Imagine a scenario where a dietitian is providing consultation to a client, meticulously crafting a diet plan tailored to the client’s health condition and specific needs. However, the client expresses discomfort by saying, “I like this diet plan, but I have a problem—I never feel hungry!”

Did he choose the wrong consultant? Probably!

Similar situations occasionally arise in my own consultancy. When I present my sleek and foolproof time management system to individuals, they respond with statements like, “This looks great, but I have a problem. I simply don’t enjoy working. How can you assist me with that?”

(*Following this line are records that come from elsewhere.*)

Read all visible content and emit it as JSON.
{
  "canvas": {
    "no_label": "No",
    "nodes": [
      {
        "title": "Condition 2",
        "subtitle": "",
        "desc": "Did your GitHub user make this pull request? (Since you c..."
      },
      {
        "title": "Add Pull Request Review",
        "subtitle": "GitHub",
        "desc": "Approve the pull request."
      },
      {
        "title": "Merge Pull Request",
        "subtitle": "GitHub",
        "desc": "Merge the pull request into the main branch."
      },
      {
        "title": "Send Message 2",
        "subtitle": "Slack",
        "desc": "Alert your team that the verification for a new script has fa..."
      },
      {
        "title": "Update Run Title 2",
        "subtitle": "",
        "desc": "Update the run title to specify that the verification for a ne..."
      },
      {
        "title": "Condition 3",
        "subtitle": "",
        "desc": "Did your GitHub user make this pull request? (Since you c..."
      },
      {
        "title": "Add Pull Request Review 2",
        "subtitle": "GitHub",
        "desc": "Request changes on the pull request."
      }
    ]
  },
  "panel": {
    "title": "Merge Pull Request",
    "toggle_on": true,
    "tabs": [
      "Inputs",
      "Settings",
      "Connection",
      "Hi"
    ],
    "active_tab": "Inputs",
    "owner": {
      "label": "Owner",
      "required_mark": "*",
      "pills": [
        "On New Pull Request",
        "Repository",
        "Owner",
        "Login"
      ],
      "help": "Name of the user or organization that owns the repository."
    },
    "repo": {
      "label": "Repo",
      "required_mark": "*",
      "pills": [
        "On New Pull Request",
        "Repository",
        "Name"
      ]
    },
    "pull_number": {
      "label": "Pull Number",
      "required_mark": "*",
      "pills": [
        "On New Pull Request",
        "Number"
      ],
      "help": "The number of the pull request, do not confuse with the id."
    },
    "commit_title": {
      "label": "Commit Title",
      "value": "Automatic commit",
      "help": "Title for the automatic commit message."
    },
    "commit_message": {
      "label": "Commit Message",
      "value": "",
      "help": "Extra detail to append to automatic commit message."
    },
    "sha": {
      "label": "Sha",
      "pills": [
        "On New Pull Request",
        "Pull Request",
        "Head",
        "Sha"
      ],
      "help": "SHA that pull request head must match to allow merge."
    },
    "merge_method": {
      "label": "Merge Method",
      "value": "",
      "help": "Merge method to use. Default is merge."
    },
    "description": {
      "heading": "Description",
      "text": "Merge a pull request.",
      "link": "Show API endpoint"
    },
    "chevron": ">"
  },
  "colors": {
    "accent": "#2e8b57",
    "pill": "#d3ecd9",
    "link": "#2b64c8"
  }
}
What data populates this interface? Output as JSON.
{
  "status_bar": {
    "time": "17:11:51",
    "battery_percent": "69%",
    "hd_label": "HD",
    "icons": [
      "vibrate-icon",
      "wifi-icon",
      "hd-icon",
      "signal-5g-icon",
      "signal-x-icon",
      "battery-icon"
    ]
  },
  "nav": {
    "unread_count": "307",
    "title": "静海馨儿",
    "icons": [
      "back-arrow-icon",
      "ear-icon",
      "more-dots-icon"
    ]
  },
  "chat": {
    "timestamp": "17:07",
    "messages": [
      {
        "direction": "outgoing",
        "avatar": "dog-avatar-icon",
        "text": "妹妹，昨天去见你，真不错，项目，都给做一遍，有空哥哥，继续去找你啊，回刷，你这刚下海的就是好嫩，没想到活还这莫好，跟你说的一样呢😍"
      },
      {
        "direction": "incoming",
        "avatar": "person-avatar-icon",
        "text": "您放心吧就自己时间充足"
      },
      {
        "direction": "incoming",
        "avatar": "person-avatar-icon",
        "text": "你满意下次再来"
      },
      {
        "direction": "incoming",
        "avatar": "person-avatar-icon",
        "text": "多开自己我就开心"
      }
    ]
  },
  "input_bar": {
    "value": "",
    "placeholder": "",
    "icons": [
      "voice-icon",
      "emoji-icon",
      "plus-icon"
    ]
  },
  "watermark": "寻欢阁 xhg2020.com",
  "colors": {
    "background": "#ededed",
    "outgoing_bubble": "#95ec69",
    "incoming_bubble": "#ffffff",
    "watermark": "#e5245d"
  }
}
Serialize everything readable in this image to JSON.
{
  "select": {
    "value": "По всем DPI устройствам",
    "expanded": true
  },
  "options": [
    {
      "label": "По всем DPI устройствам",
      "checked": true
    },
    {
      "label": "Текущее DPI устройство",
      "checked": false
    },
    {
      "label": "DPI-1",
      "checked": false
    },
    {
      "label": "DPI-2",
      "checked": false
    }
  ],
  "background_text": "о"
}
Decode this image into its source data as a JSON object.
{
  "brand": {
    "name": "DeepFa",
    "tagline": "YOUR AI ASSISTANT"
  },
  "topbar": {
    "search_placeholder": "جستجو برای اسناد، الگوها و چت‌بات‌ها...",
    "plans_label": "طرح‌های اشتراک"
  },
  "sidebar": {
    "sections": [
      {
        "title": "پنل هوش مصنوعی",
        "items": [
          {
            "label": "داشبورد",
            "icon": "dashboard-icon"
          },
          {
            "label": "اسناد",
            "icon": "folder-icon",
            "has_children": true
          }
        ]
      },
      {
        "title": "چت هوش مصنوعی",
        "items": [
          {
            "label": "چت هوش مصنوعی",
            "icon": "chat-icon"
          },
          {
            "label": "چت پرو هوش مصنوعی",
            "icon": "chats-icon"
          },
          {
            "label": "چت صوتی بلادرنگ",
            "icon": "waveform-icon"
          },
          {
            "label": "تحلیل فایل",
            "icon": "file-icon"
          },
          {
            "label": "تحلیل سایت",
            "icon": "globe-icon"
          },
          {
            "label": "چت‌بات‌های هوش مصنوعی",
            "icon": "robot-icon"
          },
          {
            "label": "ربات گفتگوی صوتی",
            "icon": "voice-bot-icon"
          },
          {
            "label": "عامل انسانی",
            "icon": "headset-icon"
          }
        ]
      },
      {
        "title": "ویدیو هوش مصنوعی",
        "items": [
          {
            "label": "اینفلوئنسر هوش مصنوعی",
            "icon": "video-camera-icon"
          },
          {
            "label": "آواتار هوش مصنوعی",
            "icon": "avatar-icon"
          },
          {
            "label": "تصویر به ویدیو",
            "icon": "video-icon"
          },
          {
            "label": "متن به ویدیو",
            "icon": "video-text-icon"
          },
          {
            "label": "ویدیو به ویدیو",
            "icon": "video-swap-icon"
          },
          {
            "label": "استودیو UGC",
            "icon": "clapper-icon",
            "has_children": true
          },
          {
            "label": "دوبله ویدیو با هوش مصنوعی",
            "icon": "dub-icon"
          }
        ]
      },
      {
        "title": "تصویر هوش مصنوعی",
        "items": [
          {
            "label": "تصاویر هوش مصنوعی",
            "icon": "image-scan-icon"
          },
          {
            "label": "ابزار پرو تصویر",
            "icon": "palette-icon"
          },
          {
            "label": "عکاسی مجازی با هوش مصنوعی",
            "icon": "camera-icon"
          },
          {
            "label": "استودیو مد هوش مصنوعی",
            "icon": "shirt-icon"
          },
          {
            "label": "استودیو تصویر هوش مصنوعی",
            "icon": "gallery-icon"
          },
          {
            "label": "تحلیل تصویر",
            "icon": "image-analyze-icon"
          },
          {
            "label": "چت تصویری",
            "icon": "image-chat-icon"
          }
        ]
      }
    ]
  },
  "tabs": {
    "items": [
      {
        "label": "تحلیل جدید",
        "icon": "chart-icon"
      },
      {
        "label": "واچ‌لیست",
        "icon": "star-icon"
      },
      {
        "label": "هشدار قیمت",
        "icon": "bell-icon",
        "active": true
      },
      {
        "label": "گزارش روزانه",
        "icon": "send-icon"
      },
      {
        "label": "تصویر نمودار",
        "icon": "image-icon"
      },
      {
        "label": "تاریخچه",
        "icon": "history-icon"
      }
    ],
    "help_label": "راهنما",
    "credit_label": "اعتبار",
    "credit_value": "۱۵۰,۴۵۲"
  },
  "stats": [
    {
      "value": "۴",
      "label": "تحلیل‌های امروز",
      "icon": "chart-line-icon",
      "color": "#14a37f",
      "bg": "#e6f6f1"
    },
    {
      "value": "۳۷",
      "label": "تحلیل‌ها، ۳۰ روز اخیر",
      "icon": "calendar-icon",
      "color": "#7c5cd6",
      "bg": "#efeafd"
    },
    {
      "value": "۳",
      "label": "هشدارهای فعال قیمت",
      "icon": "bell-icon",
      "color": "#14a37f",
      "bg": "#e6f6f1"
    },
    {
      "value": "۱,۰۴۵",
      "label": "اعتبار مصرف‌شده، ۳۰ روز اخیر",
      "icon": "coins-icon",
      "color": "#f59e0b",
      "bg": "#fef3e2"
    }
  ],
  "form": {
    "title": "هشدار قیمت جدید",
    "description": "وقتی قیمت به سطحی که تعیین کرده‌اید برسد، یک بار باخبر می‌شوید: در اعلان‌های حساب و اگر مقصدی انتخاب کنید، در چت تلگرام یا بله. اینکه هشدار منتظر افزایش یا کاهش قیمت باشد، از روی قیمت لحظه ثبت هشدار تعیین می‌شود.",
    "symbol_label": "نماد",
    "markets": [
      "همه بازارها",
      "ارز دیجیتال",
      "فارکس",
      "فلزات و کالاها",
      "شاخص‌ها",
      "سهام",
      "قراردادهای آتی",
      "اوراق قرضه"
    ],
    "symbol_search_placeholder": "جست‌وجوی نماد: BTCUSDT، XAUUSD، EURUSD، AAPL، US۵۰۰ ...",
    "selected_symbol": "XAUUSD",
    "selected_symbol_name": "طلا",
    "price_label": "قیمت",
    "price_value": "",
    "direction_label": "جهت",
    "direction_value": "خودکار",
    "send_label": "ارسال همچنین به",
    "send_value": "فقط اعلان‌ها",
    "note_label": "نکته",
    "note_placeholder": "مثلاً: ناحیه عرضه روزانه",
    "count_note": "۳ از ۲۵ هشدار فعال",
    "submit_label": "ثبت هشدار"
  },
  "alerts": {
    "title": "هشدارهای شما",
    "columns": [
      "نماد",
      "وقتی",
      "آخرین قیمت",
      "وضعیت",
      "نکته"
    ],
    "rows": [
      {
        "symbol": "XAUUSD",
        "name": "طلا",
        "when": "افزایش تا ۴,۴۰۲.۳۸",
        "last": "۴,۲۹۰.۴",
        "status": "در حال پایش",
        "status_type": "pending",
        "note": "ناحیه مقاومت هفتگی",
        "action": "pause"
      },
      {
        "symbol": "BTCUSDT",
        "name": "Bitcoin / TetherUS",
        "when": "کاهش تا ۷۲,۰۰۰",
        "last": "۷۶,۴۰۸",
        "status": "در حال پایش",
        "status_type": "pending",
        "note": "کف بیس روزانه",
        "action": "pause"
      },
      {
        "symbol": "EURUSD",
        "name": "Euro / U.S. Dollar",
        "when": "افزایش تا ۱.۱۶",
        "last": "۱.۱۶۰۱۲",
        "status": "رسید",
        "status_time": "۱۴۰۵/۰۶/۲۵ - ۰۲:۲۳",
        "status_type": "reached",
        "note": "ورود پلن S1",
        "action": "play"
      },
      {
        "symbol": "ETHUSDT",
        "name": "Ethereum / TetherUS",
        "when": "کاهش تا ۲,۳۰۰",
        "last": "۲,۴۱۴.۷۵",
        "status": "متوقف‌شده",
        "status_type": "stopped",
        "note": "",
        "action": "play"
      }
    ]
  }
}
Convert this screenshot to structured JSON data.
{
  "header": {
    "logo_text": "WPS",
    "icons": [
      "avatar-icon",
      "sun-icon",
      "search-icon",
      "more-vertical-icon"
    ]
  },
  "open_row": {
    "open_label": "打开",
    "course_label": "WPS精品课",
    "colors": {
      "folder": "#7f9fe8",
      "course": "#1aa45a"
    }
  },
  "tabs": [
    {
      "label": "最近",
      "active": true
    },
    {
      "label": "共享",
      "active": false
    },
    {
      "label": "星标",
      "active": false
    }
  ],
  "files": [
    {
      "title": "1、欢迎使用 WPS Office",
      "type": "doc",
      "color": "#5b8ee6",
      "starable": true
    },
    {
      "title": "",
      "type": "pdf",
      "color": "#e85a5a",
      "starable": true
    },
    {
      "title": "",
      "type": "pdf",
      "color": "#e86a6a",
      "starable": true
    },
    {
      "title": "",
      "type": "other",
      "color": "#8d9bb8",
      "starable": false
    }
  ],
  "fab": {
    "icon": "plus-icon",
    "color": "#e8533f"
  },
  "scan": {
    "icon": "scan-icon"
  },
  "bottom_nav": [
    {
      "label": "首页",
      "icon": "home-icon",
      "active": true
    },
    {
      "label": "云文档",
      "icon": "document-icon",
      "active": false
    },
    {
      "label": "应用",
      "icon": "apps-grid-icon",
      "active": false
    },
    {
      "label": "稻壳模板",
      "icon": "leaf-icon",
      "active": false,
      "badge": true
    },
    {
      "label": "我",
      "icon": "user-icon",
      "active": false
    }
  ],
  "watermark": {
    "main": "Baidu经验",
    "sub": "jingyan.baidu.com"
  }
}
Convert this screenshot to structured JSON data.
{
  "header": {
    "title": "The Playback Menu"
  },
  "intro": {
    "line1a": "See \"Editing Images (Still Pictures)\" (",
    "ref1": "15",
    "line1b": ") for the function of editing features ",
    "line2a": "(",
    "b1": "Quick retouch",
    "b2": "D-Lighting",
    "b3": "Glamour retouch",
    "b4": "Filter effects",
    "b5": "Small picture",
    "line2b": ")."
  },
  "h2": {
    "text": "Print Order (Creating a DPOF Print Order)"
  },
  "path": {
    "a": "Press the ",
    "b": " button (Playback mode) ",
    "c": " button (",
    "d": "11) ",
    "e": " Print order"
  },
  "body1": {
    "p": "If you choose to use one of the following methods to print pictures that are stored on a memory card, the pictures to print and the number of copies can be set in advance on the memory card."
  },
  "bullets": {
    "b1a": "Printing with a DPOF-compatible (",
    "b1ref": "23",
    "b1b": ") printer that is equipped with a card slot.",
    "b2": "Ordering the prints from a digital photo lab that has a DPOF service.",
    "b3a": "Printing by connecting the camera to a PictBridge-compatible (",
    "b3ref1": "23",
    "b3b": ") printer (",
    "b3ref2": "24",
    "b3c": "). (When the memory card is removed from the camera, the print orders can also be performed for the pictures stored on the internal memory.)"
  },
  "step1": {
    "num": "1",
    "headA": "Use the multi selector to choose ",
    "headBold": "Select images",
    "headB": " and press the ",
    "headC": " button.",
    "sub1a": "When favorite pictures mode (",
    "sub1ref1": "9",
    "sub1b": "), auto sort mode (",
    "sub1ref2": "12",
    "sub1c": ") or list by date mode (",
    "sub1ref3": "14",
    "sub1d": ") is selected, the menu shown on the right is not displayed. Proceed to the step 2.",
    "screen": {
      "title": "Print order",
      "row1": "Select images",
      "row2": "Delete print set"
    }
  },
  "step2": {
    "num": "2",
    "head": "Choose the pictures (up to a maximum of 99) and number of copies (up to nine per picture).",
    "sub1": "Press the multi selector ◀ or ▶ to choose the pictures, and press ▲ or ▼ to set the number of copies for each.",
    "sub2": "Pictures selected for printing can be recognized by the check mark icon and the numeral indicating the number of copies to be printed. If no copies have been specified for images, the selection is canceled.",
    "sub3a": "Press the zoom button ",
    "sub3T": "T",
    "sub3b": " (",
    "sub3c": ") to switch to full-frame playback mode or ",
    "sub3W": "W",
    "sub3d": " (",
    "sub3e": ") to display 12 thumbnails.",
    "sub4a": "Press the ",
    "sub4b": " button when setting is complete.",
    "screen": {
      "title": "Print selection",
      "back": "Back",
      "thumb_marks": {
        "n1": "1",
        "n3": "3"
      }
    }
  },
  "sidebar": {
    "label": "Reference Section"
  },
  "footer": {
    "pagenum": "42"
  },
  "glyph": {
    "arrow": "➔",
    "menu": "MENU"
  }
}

Another client once remarked, “Your system is excellent, but I was seeking something that would give me a kick in the butt to make me work.”

While I am not an expert capable of identifying the root cause of their lack of motivation, I offer a potential solution akin to a doctor prescribing a broad-spectrum antibiotic. I suggest that they read or re-read the book “The 7 Habits of Highly Effective People” by Stephen Covey, which is renowned for its timeless wisdom. Additionally, I recommend an unconventional choice—The Subtle Art of Not Giving a F*ck by Mark Manson.

The 7 Habits of Highly Effective People

“The 7 Habits of Highly Effective People” holds legendary status and has the potential to rectify numerous issues. Stephen Covey’s following teachings offer insights into important aspects that can address their concerns effectively:

Proactivity: Covey provides a profound understanding of proactivity beyond its commonplace usage in people management. Proactivity, according to Covey, involves recognizing that regardless of external circumstances or conditioning, individuals possess the power to choose their attitude and approach towards work. It emphasizes personal responsibility and empowers individuals to take control of their responses to situations.

Principle-centeredness: Covey introduces the concept that everyone has something at the center of their paradigms through which they perceive the world. This central focus acts as a source of security, guidance, wisdom, and power. While some people may prioritize family, money, pleasure, or self, Covey argues that these are misguided choices. Instead, he advocates for being principle-centered, with principles being timeless positive values such as fairness, integrity, honesty, patience, service, quality, and excellence. Basing decisions and actions on these principles serves as a reliable guide.

Manson says that, it’s easy to choose the pleasure that you want but it’s a futile exercise. Instead one should choose the pain they are willing to endure. Seeking constant happiness and pleasure can lead to dissatisfaction and a sense of emptiness. While, the best course of action is to choose the pain or challenges that align with their values and aspirations, embrace the associated discomfort to lead to a more fulfilling and authentic life.

He introduces the idea of “short-term” and “long-term” pleasures. Short-term pleasures are often immediate and superficial, providing instant gratification but lacking lasting satisfaction. Examples of short-term pleasures may include indulging in junk food, mindlessly scrolling through social media, or seeking validation through external sources.

On the other hand, long-term pleasure is about finding a deeper sense of fulfillment and purpose that arises from investing time and effort in pursuits that contribute to personal growth and well-being.. Manson suggests that individuals should prioritize long-term pleasures over short-term ones.